----- Given data -----
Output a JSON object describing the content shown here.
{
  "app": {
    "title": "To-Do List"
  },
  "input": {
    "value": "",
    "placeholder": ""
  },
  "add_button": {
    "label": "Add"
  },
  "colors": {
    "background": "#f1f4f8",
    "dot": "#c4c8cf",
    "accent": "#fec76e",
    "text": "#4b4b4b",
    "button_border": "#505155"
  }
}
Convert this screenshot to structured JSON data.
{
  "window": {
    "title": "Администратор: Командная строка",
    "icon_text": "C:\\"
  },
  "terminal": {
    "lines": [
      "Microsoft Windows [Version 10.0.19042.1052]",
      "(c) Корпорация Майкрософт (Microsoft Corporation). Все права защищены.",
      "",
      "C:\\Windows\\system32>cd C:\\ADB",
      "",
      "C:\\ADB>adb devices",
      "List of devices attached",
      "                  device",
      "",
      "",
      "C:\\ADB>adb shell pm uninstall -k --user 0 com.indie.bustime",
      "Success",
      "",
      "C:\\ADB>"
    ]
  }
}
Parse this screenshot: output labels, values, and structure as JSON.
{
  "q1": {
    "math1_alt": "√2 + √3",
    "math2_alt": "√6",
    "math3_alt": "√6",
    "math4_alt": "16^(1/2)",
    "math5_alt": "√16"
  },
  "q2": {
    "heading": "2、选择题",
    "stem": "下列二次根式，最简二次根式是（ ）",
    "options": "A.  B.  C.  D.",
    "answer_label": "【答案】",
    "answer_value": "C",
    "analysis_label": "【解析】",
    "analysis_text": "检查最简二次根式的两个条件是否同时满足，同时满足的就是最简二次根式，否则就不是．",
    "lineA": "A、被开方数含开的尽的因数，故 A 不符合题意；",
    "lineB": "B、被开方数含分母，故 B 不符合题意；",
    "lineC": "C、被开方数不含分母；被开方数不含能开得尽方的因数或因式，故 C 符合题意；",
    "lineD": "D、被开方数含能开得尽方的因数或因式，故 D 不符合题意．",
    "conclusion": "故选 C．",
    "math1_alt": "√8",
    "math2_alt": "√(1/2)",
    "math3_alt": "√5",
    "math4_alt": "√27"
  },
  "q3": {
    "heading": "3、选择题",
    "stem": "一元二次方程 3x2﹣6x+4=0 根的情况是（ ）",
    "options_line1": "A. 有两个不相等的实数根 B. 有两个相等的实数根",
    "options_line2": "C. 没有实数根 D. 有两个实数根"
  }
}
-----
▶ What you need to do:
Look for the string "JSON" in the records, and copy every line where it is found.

▶ Your solution:
Output a JSON object describing the content shown here.
Convert this screenshot to structured JSON data.
Parse this screenshot: output labels, values, and structure as JSON.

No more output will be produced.